WashingtonExec: Do you think the “consumerization of IT” is a good thing for government contracting?
Greg Eoyang: It’s a conundrum. The question is how do you convert something that is considered to be a toy – to certain people – into a solution that really pays off for the Federal government. That is, as the nation’s largest employer, they are concerned about productivity when it comes to placing mobile devices like the iPad into the hands of employees.
Also, when we speak with the people at Apple their thought is “we are making the best products in the world.” The question is: as judged by who? It’s judged by the consumers. The problem is what’s best for consumers, is not necessarily what works for government contracting. For example, as I mentioned earlier, in the Federal marketplace many are concerned about the security of work related documents and other information on mobile devices.

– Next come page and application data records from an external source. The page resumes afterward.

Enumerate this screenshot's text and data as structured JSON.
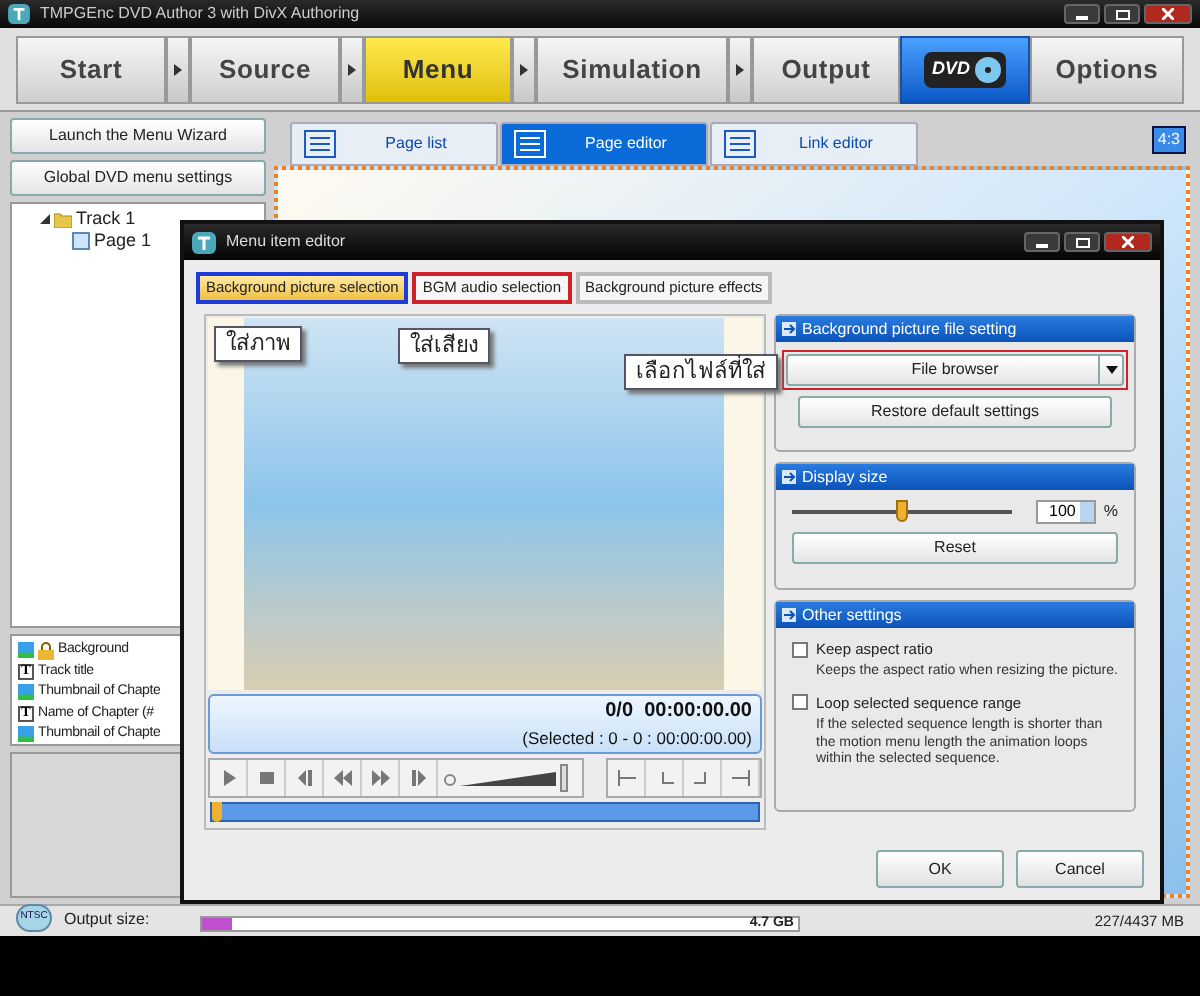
{
  "window": {
    "title": "TMPGEnc DVD Author 3 with DivX Authoring"
  },
  "steps": [
    {
      "label": "Start",
      "kind": "step",
      "selected": false
    },
    {
      "label": "Source",
      "kind": "step",
      "selected": false
    },
    {
      "label": "Menu",
      "kind": "step",
      "selected": true
    },
    {
      "label": "Simulation",
      "kind": "step",
      "selected": false
    },
    {
      "label": "Output",
      "kind": "step",
      "selected": false
    },
    {
      "label": "DVD",
      "kind": "logo",
      "selected": false
    },
    {
      "label": "Options",
      "kind": "step",
      "selected": false
    }
  ],
  "left_panel": {
    "buttons": [
      "Launch the Menu Wizard",
      "Global DVD menu settings"
    ],
    "tree": [
      {
        "label": "Track 1",
        "expanded": true,
        "children": [
          {
            "label": "Page 1"
          }
        ]
      }
    ],
    "layers": [
      {
        "label": "Background",
        "kind": "image",
        "locked": true
      },
      {
        "label": "Track title",
        "kind": "text",
        "icon_label": "T",
        "locked": false
      },
      {
        "label": "Thumbnail of Chapte",
        "kind": "image",
        "locked": false
      },
      {
        "label": "Name of Chapter (#",
        "kind": "text",
        "icon_label": "T",
        "locked": false
      },
      {
        "label": "Thumbnail of Chapte",
        "kind": "image",
        "locked": false
      }
    ]
  },
  "editor_tabs": [
    {
      "label": "Page list",
      "selected": false
    },
    {
      "label": "Page editor",
      "selected": true
    },
    {
      "label": "Link editor",
      "selected": false
    }
  ],
  "aspect_badge": "4:3",
  "dialog": {
    "title": "Menu item editor",
    "tabs": [
      {
        "label": "Background picture selection",
        "selected": true,
        "color": "#1e3cd8"
      },
      {
        "label": "BGM audio selection",
        "selected": false,
        "color": "#d0202a"
      },
      {
        "label": "Background picture effects",
        "selected": false
      }
    ],
    "callouts": [
      "ใส่ภาพ",
      "ใส่เสียง",
      "เลือกไฟล์ที่ใส่"
    ],
    "time": "0/0  00:00:00.00",
    "selected_range": "(Selected : 0 - 0 : 00:00:00.00)",
    "volume": {
      "level": 0.95
    },
    "seek": {
      "level": 0
    },
    "sections": [
      {
        "title": "Background picture file setting",
        "kind": "file",
        "dropdown": {
          "label": "File browser",
          "highlighted": true
        },
        "button": "Restore default settings"
      },
      {
        "title": "Display size",
        "kind": "size",
        "slider": {
          "level": 0.5
        },
        "value": "100",
        "unit": "%",
        "button": "Reset"
      },
      {
        "title": "Other settings",
        "kind": "options",
        "options": [
          {
            "label": "Keep aspect ratio",
            "checked": false,
            "description": "Keeps the aspect ratio when resizing the picture."
          },
          {
            "label": "Loop selected sequence range",
            "checked": false,
            "description": "If the selected sequence length is shorter than the motion menu length the animation loops within the selected sequence."
          }
        ]
      }
    ],
    "buttons": [
      "OK",
      "Cancel"
    ]
  },
  "status_bar": {
    "format": "NTSC",
    "label": "Output size:",
    "level": 0.05,
    "capacity": "4.7 GB",
    "usage": "227/4437 MB"
  }
}
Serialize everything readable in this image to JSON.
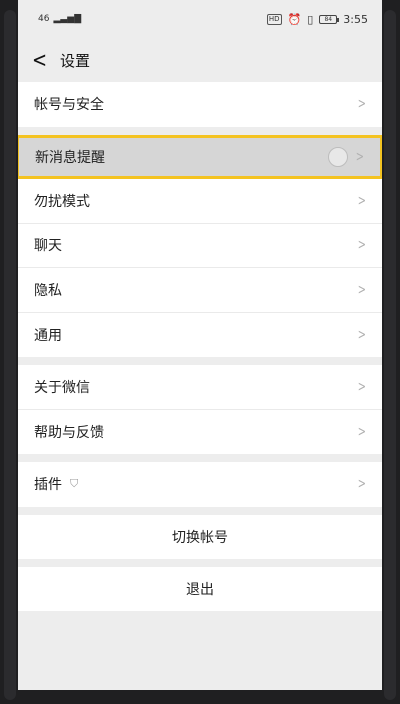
{
  "statusbar": {
    "signal": "46",
    "hd": "HD",
    "battery": "84",
    "time": "3:55"
  },
  "navbar": {
    "back_glyph": "<",
    "title": "设置"
  },
  "groups": [
    {
      "items": [
        {
          "label": "帐号与安全"
        }
      ]
    },
    {
      "items": [
        {
          "label": "新消息提醒"
        },
        {
          "label": "勿扰模式"
        },
        {
          "label": "聊天"
        },
        {
          "label": "隐私"
        },
        {
          "label": "通用"
        }
      ]
    },
    {
      "items": [
        {
          "label": "关于微信"
        },
        {
          "label": "帮助与反馈"
        }
      ]
    },
    {
      "items": [
        {
          "label": "插件"
        }
      ]
    }
  ],
  "actions": {
    "switch_account": "切换帐号",
    "logout": "退出"
  },
  "colors": {
    "highlight_border": "#f4c321",
    "background": "#ededed"
  }
}
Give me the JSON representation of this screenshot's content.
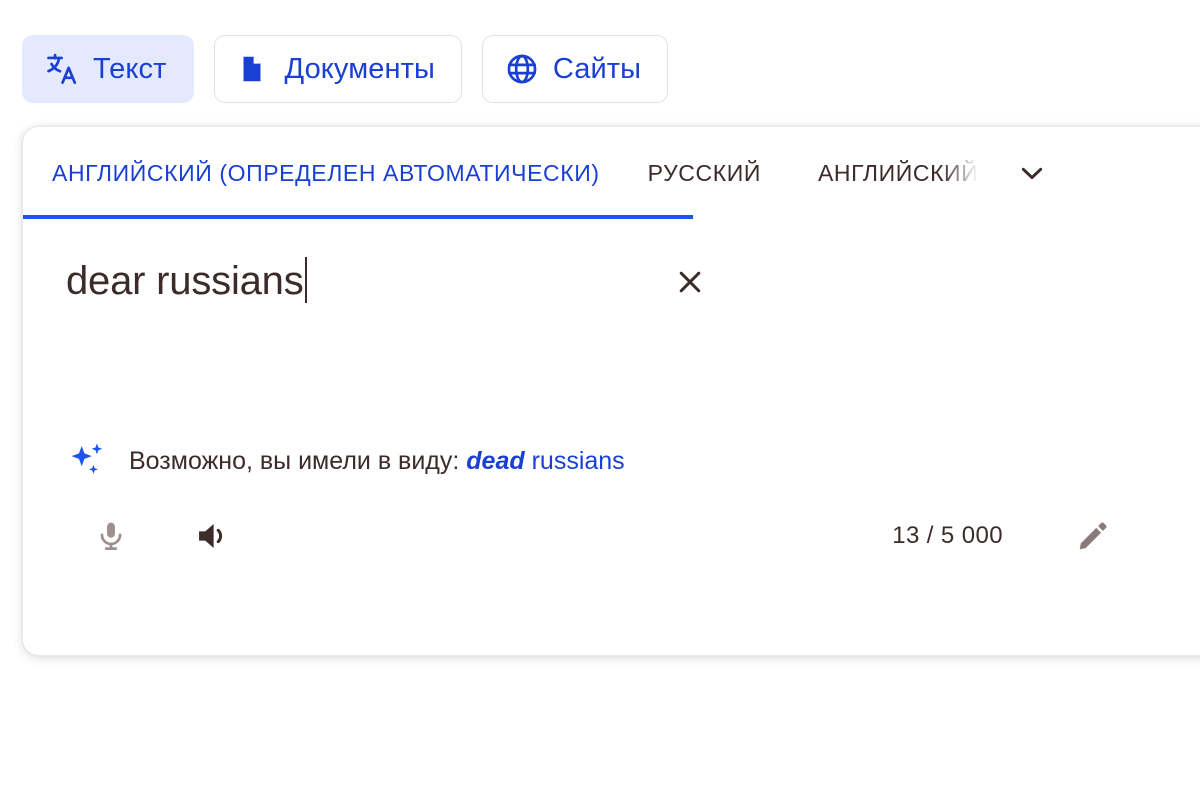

WashingtonExec: Do you have a favorite application?
Greg Eoyang: It’s not really an application, but what I’m most excited about is the ability to take your iPad screen and mirror it to a flat panel wirelessly for presentations. The reason is because when you’re doing a presentation with an iPad it becomes a collaborative experience. If I’m walking around I’m no longer superior to you, I’m one of you. Then, if I hand the iPad to you, you’re now fully engaged and helping to drive the presentation. It essentially becomes a practical, not anecdotal, discussion.
When participants are provided with the ability to engage on a personal level – when it’s in their hands – certain barriers go down and the presentation clearly becomes more of an interactive, and many would argue, a more valuable experience. As a real world example, my wife is a teacher and there are times when a student asks her a question and she hands them an iPad, which gives them the opportunity to figure it out themselves. It’s brilliant because you’re enabling them to find the answers, which is really part of what a teacher is supposed to do.
“The biggest reason why it’s tough in the Federal space is that the government’s acquisitions life cycle is longer than the mobile product life cycle. So if it takes 12- to 24-months to execute and actually deliver the devices, the next tablet or great wave of operating systems has already been sent to market. That is a critical issue that needs to be addressed.”
WashingtonExec: How would you evaluate the Federal IT industry’s approach to mobility?
Greg Eoyang: I was reading through the recent WashingtonExec interview conducted with DoD’s CIO Teri Takai. For me, it was fascinating to learn what keeps her up at night as she addresses the issues related to the department’s 50 different pilot programs. This is exactly the problem – an acquisition cycle that takes too long. What we, the private sector, are trying to do is focus on “forget about the total 100 percent solution, is there 80 percent of something that is good enough that we can get into the field in the next three- to six-months?”
The biggest reason why it’s tough in the Federal space is that the government’s acquisitions life cycle is longer than the mobile product life cycle. So if it takes 12- to 24-months to execute and actually deliver the devices, the next tablet or great wave of operating systems has already been sent to market. That is a critical issue that needs to be addressed.